New Jersey is continuing its fight to legalize sports betting as Gov. Chris Christie recently received the support of four other states behind a rehearing of a sports betting lawsuit at the 3rd Circuit Court of Appeals in Philadelphia.
Wagering on sports events is allowed in only four states in the U.S. but many people believe that legalization could help reduce instances of pervasive gambling and sports law violations.
In September, a U.S. District Court judge ruled that the Garden State's sports betting law is overruled by a 1992 federal law that prohibits gambling in 46 states. However, Gov. Christie - and his supporters - said that the Professional and Amateur Sports Protection Act of 1992 violates the U.S. Constitution because it "commandeers" a state's authority.
Lawyers for the state wrote that the decision to shoot down New Jersey's sports betting law was "bizarre," because it was strongly supported.
"New Jersey's effort to shift sports wagering out of black markets and into closely regulated casinos and racetracks was approved by overwhelming majorities of the electorate and the Legislature," the state's attorneys said.
State Sen. Raymond Lesniak - one of the biggest supporters of sports betting in New Jersey - said the state is seeking a rehearing because it would allow them to argue the case sooner and it already has one judge in favor.
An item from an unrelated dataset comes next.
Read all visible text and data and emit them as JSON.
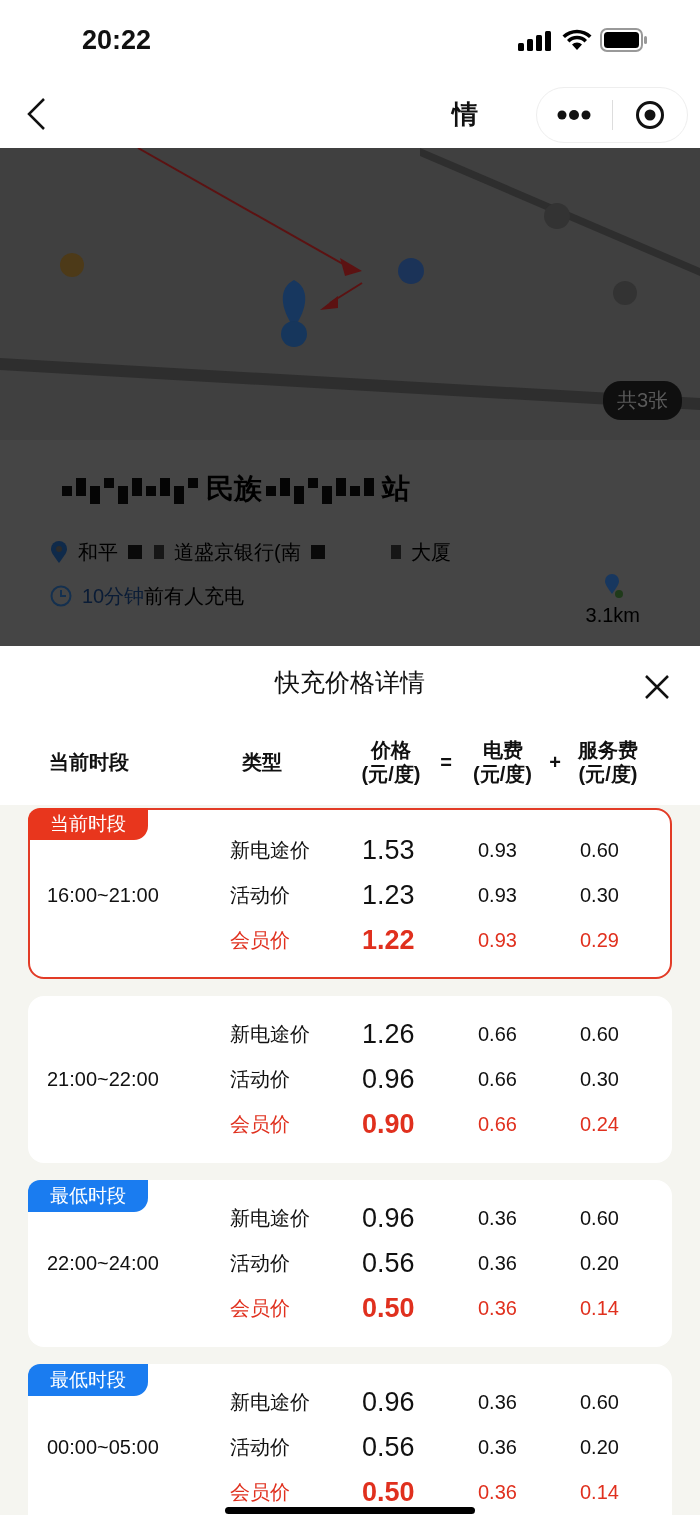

Also, if the appeal is won, the judges could legalize sports betting in the Garden State while the Supreme Court hears the case.
Legalizing sports betting in New Jersey could help the state generate a significant amount of income. Each year, it is estimated that $380 billion is wagered illegally across the country, according to the American Gaming Association. The Garden State has been experiencing budget problems for quite some time, and the income from sports wagering could help solve some of the problems.